The Jem are the opening act tonight. Mid-twenties bassist is joined on stage by an older chap in velvet blazer, paisley tie, window pane slacks and brogues. A repetitive drum rhythm fills the room from a small drum machine, this is filled out with a simple but effective bassline. A dicta-phone is placed to the microphone, and a crackled voice emanates from it. The guitar starts with simple chords and snatched lines (hinting, unfinished) are repeated by the lead guy. With various props (hand shaped fly-swatter, ceramic gravy boat, head of a cuddly toy bear) they are like the bastard child of Frank Sidebottom and Suicide.
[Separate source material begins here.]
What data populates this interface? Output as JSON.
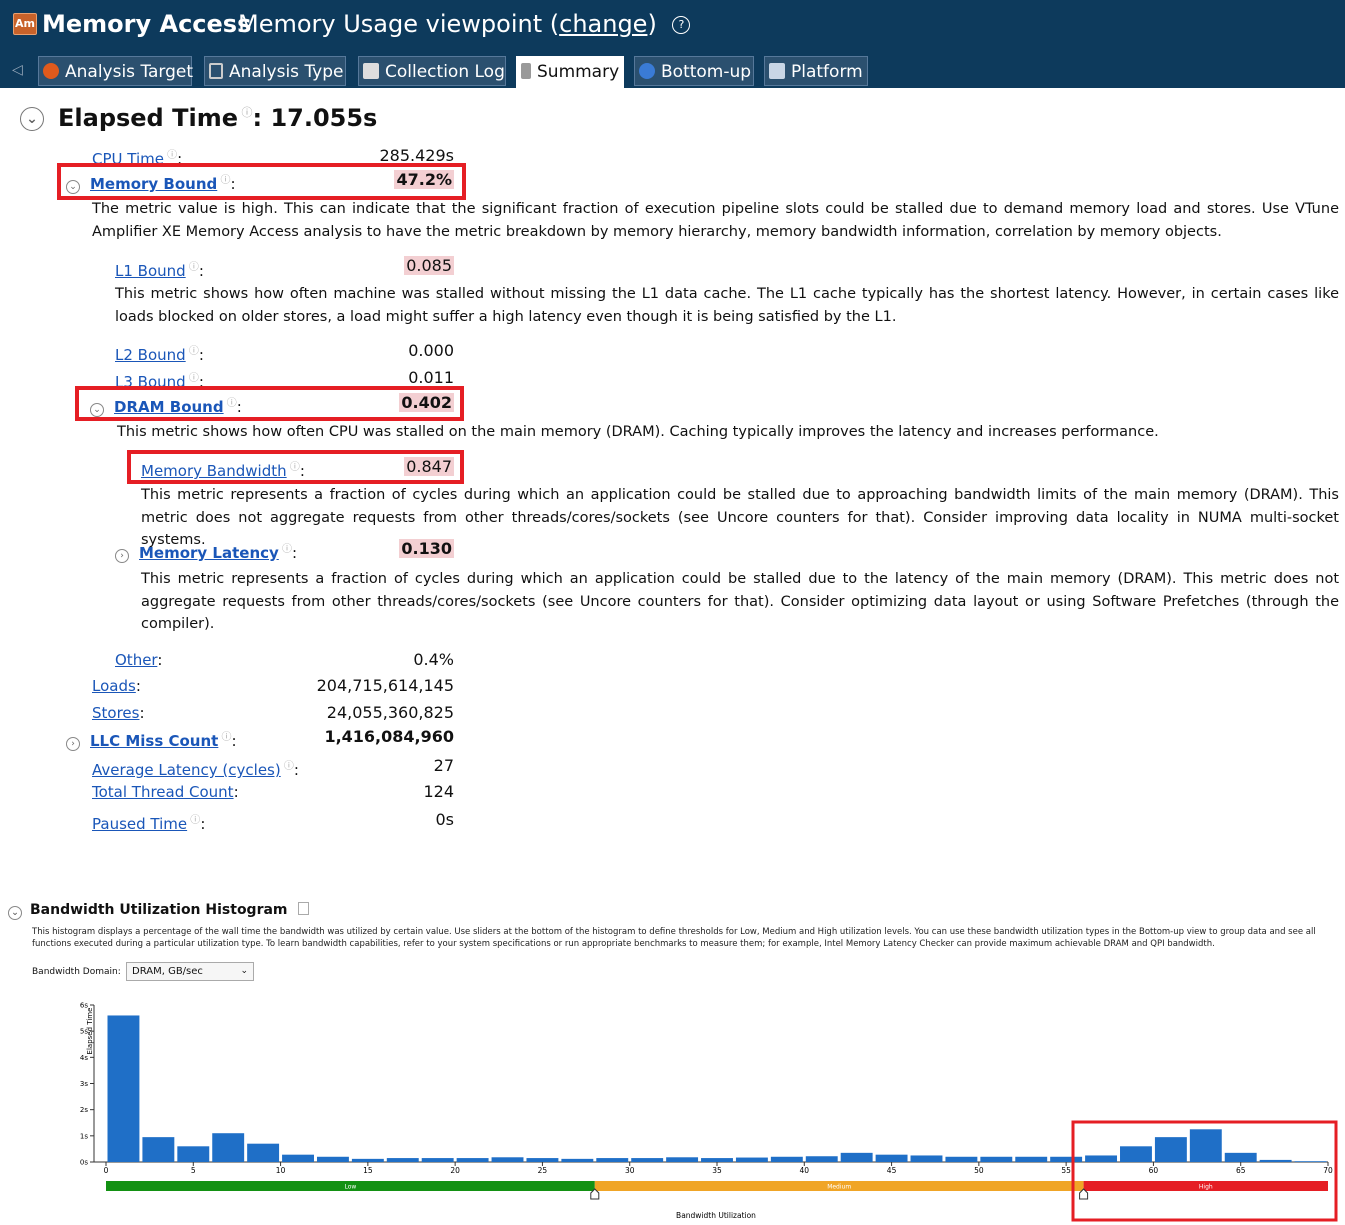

A bottle is used to slide on the guitar- if there was anyone wondering what was in the bottle before emptying- it’s ok, sellotaped to it is a piece of paper with the word ‘Ketchup’ on. A small, hand held Casio keyboard is placed on the guitar pick up, making otherworldly noises- all the while the incessant beat drives forward and the cut-up vocals are said. Jem at times remind me of The Normal- but in reality they are anything but ‘normal’.
The sax fronted surf of The Squadron Leaders is the next band to perform. I’ve seen these plenty of times over the years, but this is the first time I’ve seen them with a bass player in the form of latest addition, Becky. Playing a few old favourites from their Greatest Hits 1939-1945 collection, as well as gracing us with a few newies, the familiar Dick Dale sounding guitar, film samples and Kerry’s sax entertaining the swelling masses in this room that is getting far too hot for October!
A familiar smell fills the air and along with it the tell-tale Klang! of a cymbal- yes, Noisferatu are here. Their ranks have been increased too with the presence of a bass player, giving an extra sonic-angle as well as a sped-up, backwards showing of the classic film ‘Nosferatu’. Radishes are again distributed and the spooky electronic sounds and drones fill the room. ALL HAIL THEE RADISH is written in chalk on the floor followed by characters of an unknown long forgotten language.
Noisferatu bow then leave.
The night is completed by our new favourite band- The Gutters. There is a different tracklist tonight, keeping things fresh by rotating their back catalogue, as well as keeping in a few old favourites. The drums sound better- no Hi-Hat troubles. Danny is sporting plasters on his fingers- wounds generated by strings or skins or both, as each instrument is hammered into submission by it’s player. There is good humour and banter- there are a lot of smiles in this room.
After the gig I bought their album (18 tracks!) and 7” (5!)- if you don’t manage to catch them in Brighton before they return home- you can get both from their Bandcamp page here.
I hope they return in the future for more of the same, as they bring a rawness, energy and honesty rarely seen in these over produced times.